++++ RECORDS FOR THIS TASK

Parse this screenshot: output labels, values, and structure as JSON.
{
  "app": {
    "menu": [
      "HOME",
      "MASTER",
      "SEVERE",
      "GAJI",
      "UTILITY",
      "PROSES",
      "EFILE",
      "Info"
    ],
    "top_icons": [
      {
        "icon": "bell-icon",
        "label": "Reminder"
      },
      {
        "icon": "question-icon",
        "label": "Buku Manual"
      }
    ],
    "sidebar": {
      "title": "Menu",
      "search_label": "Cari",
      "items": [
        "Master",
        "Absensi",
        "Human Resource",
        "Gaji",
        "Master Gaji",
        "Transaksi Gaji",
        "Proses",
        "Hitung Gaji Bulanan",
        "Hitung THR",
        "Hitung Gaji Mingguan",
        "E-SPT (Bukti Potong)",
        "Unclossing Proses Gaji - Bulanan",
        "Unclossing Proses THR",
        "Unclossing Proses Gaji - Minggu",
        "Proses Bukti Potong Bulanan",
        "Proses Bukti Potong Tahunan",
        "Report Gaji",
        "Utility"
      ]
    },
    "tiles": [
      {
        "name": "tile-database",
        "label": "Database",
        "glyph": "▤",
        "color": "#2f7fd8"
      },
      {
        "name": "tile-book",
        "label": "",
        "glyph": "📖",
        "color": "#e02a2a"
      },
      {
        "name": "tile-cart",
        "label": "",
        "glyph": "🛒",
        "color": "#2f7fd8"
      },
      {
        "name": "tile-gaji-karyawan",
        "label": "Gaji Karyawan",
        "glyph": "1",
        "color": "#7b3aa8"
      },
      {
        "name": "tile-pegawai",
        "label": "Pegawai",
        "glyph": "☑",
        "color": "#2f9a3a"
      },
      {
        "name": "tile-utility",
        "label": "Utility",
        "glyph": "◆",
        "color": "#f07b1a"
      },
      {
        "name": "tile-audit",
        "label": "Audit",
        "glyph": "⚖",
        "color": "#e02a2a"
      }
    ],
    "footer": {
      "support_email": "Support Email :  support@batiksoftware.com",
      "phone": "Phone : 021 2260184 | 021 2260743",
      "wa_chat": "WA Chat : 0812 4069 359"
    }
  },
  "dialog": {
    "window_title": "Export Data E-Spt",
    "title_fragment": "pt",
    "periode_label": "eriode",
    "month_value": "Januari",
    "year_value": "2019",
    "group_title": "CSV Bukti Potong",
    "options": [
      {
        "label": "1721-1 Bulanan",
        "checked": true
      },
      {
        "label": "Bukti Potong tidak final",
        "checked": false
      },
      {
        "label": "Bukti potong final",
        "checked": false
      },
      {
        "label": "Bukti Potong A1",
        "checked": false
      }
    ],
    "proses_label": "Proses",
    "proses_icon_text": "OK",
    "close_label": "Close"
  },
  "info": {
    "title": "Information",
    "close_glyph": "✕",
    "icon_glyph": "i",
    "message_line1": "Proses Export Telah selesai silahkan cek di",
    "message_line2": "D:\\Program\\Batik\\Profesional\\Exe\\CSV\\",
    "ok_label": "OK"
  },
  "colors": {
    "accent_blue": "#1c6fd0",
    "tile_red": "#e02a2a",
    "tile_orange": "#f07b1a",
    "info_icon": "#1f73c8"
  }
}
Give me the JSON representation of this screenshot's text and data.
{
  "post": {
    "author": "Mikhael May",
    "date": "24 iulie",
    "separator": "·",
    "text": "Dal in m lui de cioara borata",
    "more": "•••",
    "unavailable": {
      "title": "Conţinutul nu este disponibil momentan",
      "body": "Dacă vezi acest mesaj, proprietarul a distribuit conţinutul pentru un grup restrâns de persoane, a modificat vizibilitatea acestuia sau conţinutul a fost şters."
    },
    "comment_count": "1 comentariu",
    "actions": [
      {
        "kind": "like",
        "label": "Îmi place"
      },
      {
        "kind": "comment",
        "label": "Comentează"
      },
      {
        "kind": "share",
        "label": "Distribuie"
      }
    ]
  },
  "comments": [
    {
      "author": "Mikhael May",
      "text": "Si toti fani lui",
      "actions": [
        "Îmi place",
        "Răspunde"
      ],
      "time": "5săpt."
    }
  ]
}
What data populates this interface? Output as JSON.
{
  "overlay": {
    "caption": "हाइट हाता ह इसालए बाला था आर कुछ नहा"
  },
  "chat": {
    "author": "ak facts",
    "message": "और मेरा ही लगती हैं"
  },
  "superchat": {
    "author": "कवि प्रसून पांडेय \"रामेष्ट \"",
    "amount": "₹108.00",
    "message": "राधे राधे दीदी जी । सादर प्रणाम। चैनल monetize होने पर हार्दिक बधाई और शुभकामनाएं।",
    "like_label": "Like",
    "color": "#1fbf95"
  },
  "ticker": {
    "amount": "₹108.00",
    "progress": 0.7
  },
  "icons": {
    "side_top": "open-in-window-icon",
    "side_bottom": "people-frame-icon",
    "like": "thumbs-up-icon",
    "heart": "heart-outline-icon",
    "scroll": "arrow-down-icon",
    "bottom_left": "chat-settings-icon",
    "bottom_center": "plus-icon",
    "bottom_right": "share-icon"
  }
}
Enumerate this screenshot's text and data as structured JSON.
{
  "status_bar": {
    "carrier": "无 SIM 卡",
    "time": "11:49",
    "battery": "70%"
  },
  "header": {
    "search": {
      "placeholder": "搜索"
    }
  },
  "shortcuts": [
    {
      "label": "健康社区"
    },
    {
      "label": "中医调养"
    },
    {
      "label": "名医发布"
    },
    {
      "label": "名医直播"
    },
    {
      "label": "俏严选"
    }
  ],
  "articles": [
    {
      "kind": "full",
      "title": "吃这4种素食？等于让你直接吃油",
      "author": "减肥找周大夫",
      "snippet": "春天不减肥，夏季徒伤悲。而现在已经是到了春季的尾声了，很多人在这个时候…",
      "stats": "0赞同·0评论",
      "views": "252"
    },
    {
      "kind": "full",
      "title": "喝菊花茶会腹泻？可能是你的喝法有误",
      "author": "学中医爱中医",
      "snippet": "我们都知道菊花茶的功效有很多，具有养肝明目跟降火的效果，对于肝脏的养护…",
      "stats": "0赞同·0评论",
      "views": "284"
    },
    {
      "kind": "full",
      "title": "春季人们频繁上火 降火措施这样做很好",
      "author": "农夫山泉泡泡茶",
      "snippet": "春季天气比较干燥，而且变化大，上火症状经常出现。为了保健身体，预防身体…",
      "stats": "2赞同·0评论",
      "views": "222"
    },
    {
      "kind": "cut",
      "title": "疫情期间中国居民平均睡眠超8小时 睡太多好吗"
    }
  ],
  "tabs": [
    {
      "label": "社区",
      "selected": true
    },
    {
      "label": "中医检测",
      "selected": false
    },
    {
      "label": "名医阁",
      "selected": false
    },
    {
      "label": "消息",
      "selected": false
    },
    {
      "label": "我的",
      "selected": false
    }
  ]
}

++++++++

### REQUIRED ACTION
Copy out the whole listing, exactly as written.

### ANSWER
Parse this screenshot: output labels, values, and structure as JSON.
{
  "app": {
    "menu": [
      "HOME",
      "MASTER",
      "SEVERE",
      "GAJI",
      "UTILITY",
      "PROSES",
      "EFILE",
      "Info"
    ],
    "top_icons": [
      {
        "icon": "bell-icon",
        "label": "Reminder"
      },
      {
        "icon": "question-icon",
        "label": "Buku Manual"
      }
    ],
    "sidebar": {
      "title": "Menu",
      "search_label": "Cari",
      "items": [
        "Master",
        "Absensi",
        "Human Resource",
        "Gaji",
        "Master Gaji",
        "Transaksi Gaji",
        "Proses",
        "Hitung Gaji Bulanan",
        "Hitung THR",
        "Hitung Gaji Mingguan",
        "E-SPT (Bukti Potong)",
        "Unclossing Proses Gaji - Bulanan",
        "Unclossing Proses THR",
        "Unclossing Proses Gaji - Minggu",
        "Proses Bukti Potong Bulanan",
        "Proses Bukti Potong Tahunan",
        "Report Gaji",
        "Utility"
      ]
    },
    "tiles": [
      {
        "name": "tile-database",
        "label": "Database",
        "glyph": "▤",
        "color": "#2f7fd8"
      },
      {
        "name": "tile-book",
        "label": "",
        "glyph": "📖",
        "color": "#e02a2a"
      },
      {
        "name": "tile-cart",
        "label": "",
        "glyph": "🛒",
        "color": "#2f7fd8"
      },
      {
        "name": "tile-gaji-karyawan",
        "label": "Gaji Karyawan",
        "glyph": "1",
        "color": "#7b3aa8"
      },
      {
        "name": "tile-pegawai",
        "label": "Pegawai",
        "glyph": "☑",
        "color": "#2f9a3a"
      },
      {
        "name": "tile-utility",
        "label": "Utility",
        "glyph": "◆",
        "color": "#f07b1a"
      },
      {
        "name": "tile-audit",
        "label": "Audit",
        "glyph": "⚖",
        "color": "#e02a2a"
      }
    ],
    "footer": {
      "support_email": "Support Email :  support@batiksoftware.com",
      "phone": "Phone : 021 2260184 | 021 2260743",
      "wa_chat": "WA Chat : 0812 4069 359"
    }
  },
  "dialog": {
    "window_title": "Export Data E-Spt",
    "title_fragment": "pt",
    "periode_label": "eriode",
    "month_value": "Januari",
    "year_value": "2019",
    "group_title": "CSV Bukti Potong",
    "options": [
      {
        "label": "1721-1 Bulanan",
        "checked": true
      },
      {
        "label": "Bukti Potong tidak final",
        "checked": false
      },
      {
        "label": "Bukti potong final",
        "checked": false
      },
      {
        "label": "Bukti Potong A1",
        "checked": false
      }
    ],
    "proses_label": "Proses",
    "proses_icon_text": "OK",
    "close_label": "Close"
  },
  "info": {
    "title": "Information",
    "close_glyph": "✕",
    "icon_glyph": "i",
    "message_line1": "Proses Export Telah selesai silahkan cek di",
    "message_line2": "D:\\Program\\Batik\\Profesional\\Exe\\CSV\\",
    "ok_label": "OK"
  },
  "colors": {
    "accent_blue": "#1c6fd0",
    "tile_red": "#e02a2a",
    "tile_orange": "#f07b1a",
    "info_icon": "#1f73c8"
  }
}
Give me the JSON representation of this screenshot's text and data.
{
  "post": {
    "author": "Mikhael May",
    "date": "24 iulie",
    "separator": "·",
    "text": "Dal in m lui de cioara borata",
    "more": "•••",
    "unavailable": {
      "title": "Conţinutul nu este disponibil momentan",
      "body": "Dacă vezi acest mesaj, proprietarul a distribuit conţinutul pentru un grup restrâns de persoane, a modificat vizibilitatea acestuia sau conţinutul a fost şters."
    },
    "comment_count": "1 comentariu",
    "actions": [
      {
        "kind": "like",
        "label": "Îmi place"
      },
      {
        "kind": "comment",
        "label": "Comentează"
      },
      {
        "kind": "share",
        "label": "Distribuie"
      }
    ]
  },
  "comments": [
    {
      "author": "Mikhael May",
      "text": "Si toti fani lui",
      "actions": [
        "Îmi place",
        "Răspunde"
      ],
      "time": "5săpt."
    }
  ]
}
What data populates this interface? Output as JSON.
{
  "overlay": {
    "caption": "हाइट हाता ह इसालए बाला था आर कुछ नहा"
  },
  "chat": {
    "author": "ak facts",
    "message": "और मेरा ही लगती हैं"
  },
  "superchat": {
    "author": "कवि प्रसून पांडेय \"रामेष्ट \"",
    "amount": "₹108.00",
    "message": "राधे राधे दीदी जी । सादर प्रणाम। चैनल monetize होने पर हार्दिक बधाई और शुभकामनाएं।",
    "like_label": "Like",
    "color": "#1fbf95"
  },
  "ticker": {
    "amount": "₹108.00",
    "progress": 0.7
  },
  "icons": {
    "side_top": "open-in-window-icon",
    "side_bottom": "people-frame-icon",
    "like": "thumbs-up-icon",
    "heart": "heart-outline-icon",
    "scroll": "arrow-down-icon",
    "bottom_left": "chat-settings-icon",
    "bottom_center": "plus-icon",
    "bottom_right": "share-icon"
  }
}
Enumerate this screenshot's text and data as structured JSON.
{
  "status_bar": {
    "carrier": "无 SIM 卡",
    "time": "11:49",
    "battery": "70%"
  },
  "header": {
    "search": {
      "placeholder": "搜索"
    }
  },
  "shortcuts": [
    {
      "label": "健康社区"
    },
    {
      "label": "中医调养"
    },
    {
      "label": "名医发布"
    },
    {
      "label": "名医直播"
    },
    {
      "label": "俏严选"
    }
  ],
  "articles": [
    {
      "kind": "full",
      "title": "吃这4种素食？等于让你直接吃油",
      "author": "减肥找周大夫",
      "snippet": "春天不减肥，夏季徒伤悲。而现在已经是到了春季的尾声了，很多人在这个时候…",
      "stats": "0赞同·0评论",
      "views": "252"
    },
    {
      "kind": "full",
      "title": "喝菊花茶会腹泻？可能是你的喝法有误",
      "author": "学中医爱中医",
      "snippet": "我们都知道菊花茶的功效有很多，具有养肝明目跟降火的效果，对于肝脏的养护…",
      "stats": "0赞同·0评论",
      "views": "284"
    },
    {
      "kind": "full",
      "title": "春季人们频繁上火 降火措施这样做很好",
      "author": "农夫山泉泡泡茶",
      "snippet": "春季天气比较干燥，而且变化大，上火症状经常出现。为了保健身体，预防身体…",
      "stats": "2赞同·0评论",
      "views": "222"
    },
    {
      "kind": "cut",
      "title": "疫情期间中国居民平均睡眠超8小时 睡太多好吗"
    }
  ],
  "tabs": [
    {
      "label": "社区",
      "selected": true
    },
    {
      "label": "中医检测",
      "selected": false
    },
    {
      "label": "名医阁",
      "selected": false
    },
    {
      "label": "消息",
      "selected": false
    },
    {
      "label": "我的",
      "selected": false
    }
  ]
}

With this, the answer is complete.